I like Christmas. At its very best, Christmas is a promise. It is enjoying time with family and friends … meals … laughing together … exchanging gifts … worshiping together. I think all of these are a glimpse of things to come, a promise of something better. It is really a promise of heaven.
Ever since childhood, I have believed in the promise of Christmas. I believed that Christmas spoke of something greater, of something more important. As a boy, I remember one Christmas with my mom when we were living in a hotel in Newport Beach, Calif. I woke up on Christmas morning excited about opening my presents. But my mom was passed out from a night of drinking, and the room smelled of alcohol and stale smoke. There was an artificial white Christmas tree, lit by a slowly rotating wheel that changed the tree from one color to another. I looked around and thought, It has to get better than this. I believed that Christmas spoke of something greater.
What Christmas really speaks of is that we can have a relationship with Jesus Christ. Really, that is the primary message of Christmas: God came to us. As Matthew’s gospel says, “So all this was done that it might be fulfilled which was spoken by the Lord through the prophet, saying: ‘Behold, the virgin shall be with child, and bear a Son, and they shall call His name Immanuel,’ which is translated, ‘God with us'” (Matthew 1:22–23 NKJV).
The message of Christmas is not “Let it snow” or “Let us shop.” It is “Let us worship.” Why? Because God is with us. The first Christmas gifts were not presented by the wise men to the Child.

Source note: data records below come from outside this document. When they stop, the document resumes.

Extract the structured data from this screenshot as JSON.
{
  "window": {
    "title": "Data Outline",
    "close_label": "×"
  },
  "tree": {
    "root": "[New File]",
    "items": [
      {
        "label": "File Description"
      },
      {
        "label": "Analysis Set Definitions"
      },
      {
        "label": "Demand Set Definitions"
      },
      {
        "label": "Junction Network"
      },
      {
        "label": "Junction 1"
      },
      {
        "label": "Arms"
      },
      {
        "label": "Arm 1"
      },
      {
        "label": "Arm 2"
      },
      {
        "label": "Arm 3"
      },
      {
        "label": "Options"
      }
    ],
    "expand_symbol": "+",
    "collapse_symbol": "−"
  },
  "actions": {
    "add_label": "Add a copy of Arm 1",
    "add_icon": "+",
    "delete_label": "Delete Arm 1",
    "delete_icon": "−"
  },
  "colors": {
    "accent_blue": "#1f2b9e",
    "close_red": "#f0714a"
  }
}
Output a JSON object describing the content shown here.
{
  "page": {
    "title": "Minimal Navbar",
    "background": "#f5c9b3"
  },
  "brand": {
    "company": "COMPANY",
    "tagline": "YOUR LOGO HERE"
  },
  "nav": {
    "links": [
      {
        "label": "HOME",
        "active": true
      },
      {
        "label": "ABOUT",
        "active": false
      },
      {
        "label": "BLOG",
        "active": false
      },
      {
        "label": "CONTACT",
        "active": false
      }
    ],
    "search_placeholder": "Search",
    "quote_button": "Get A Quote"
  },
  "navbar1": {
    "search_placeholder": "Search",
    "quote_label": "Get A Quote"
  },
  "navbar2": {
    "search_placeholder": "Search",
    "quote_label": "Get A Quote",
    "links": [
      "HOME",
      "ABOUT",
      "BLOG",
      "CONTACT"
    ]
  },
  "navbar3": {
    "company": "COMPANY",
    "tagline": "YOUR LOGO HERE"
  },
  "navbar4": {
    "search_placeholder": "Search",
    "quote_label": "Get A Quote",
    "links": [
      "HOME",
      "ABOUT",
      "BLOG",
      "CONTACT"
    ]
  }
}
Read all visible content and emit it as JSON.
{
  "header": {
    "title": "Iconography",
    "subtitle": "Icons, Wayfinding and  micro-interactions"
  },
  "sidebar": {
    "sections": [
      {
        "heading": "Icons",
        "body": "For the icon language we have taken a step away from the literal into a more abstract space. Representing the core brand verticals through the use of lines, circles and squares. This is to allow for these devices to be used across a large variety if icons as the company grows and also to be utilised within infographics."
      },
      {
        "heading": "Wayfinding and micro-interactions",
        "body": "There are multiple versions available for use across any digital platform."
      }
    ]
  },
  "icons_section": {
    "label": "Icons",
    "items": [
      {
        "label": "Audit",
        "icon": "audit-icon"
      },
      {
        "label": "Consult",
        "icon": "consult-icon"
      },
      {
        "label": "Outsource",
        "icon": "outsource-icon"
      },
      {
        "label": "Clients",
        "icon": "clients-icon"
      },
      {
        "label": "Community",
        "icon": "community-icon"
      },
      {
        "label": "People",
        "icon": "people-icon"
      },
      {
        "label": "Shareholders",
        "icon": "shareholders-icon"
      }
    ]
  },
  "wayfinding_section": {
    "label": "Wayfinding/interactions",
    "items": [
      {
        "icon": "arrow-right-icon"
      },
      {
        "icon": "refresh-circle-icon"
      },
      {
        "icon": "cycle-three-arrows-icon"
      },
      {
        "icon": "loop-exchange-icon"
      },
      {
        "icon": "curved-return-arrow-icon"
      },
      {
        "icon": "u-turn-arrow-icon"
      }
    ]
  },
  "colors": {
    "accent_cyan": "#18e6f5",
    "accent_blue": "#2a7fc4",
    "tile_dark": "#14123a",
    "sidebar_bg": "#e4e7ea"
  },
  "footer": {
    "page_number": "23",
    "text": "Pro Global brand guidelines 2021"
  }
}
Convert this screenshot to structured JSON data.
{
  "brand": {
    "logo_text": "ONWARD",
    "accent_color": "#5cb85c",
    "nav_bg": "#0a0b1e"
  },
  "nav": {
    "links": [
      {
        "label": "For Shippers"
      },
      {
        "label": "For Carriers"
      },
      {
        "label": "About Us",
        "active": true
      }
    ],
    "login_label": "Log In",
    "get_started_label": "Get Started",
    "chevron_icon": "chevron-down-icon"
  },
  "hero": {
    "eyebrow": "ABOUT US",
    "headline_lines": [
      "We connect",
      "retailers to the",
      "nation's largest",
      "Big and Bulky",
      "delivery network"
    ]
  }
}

The first gift of Christmas was the gift of Jesus Christ from God to us: “For God so loved the world that He gave His only begotten Son, that whoever believes in Him should not perish but have everlasting life” (John 3:16).
It is all about Immanuel, and it means this: You will never be alone in life again. Jesus said, “If anyone loves Me, he will keep My word; and My Father will love him, and We will come to him and make Our home with him” (John 14:23). That is an amazing statement. God the Father and God the Son are saying they want to make their home with you and me.
Jesus also said, “Lo, I am with you always, even to the end of the age” (Matthew 28:20). That is a promise to all people that we will never be alone again. Why? Because God is with us. Jesus said, “I will never leave you nor forsake you” (Hebrews 13:5 NLT). If you were to translate that from the original language, it would read something like this: “I will never, no never, no never leave you or forsake you.” Christmas is about undoing loneliness. He will be with you on the happy days. He will be with you on the sad days. He will be with you on the hard days. He will be with you through all of your days. Then, he will be waiting for you on the other side to welcome you into glory. You don’t have to be afraid because God is with you.
Maybe this will be a difficult Christmas for you this year. Maybe your marriage fell apart and you are alone. God is with you. Maybe your kids have forgotten about you this year. But God hasn’t forgotten about you. God is with you. Maybe your parents have forgotten about you. But God your Father hasn’t forgotten about you.
Sometimes people have asked me how to get through the holidays after they have lost a loved one. Is there some book they can read? My answer is they don’t need a manual – they need Immanuel. They need to know that God is there. They need to lean into him. That is the essential message of this holiday season: that God came near. He came to this earth. He breathed our air. He lived our life. He died our death.
A song that is often sung at this time of the year is “I Heard the Bells on Christmas Day,” written by the poet Henry Wadsworth Longfellow on Christmas Day in 1864. His son had run away the year before to join the Union army and had been severely wounded. Longfellow’s wife, Frances, had died in a fire in 1861. Wanting to pull himself out of his despair, he wrote down the words,
I heard the bells on Christmas Day
Their old, familiar carols play,
And wild and sweet the words repeat
Of peace on earth, good-will to men!
As he thought how bleak things were in the nation and how hard things were in his life, he wrote,
And in despair I bowed my head:
“There is no peace on earth,” I said,
“For hate is strong, and mocks the song
Of peace on earth, good-will to men!”
But then, gaining an eternal perspective, Longfellow wrote these words:
Then pealed the bells more loud and deep:
“God is not dead, nor doth He sleep;
The Wrong shall fail, the Right prevail,
With peace on earth, good-will to men.”
I love those words: “God is not dead, nor doth He sleep; the Wrong shall fail, the Right prevail. …” One day in heaven, all the wrongs will be righted. All the questions will be answered. One day, the promise of Christmas will be fulfilled in heaven.
If we put too much into the Christmas holiday itself, we will be disappointed. Christmas can’t deliver on its promises. It is not the fault of Christmas per se. It is really our fault. We have built it up so much in our minds that no single event ever could deliver what we really want. Christmas cannot bring harmony to our homes. Christmas cannot bring peace on earth. Christmas cannot bring happiness. But Christ can do all of this and more.
That is what we are longing for, deep down inside – not Christmas, but Christ. Not merriment, but the Messiah. Not goodwill, but God. Not presents, but God’s presence in our lives. Anyone or anything short of that will disappoint.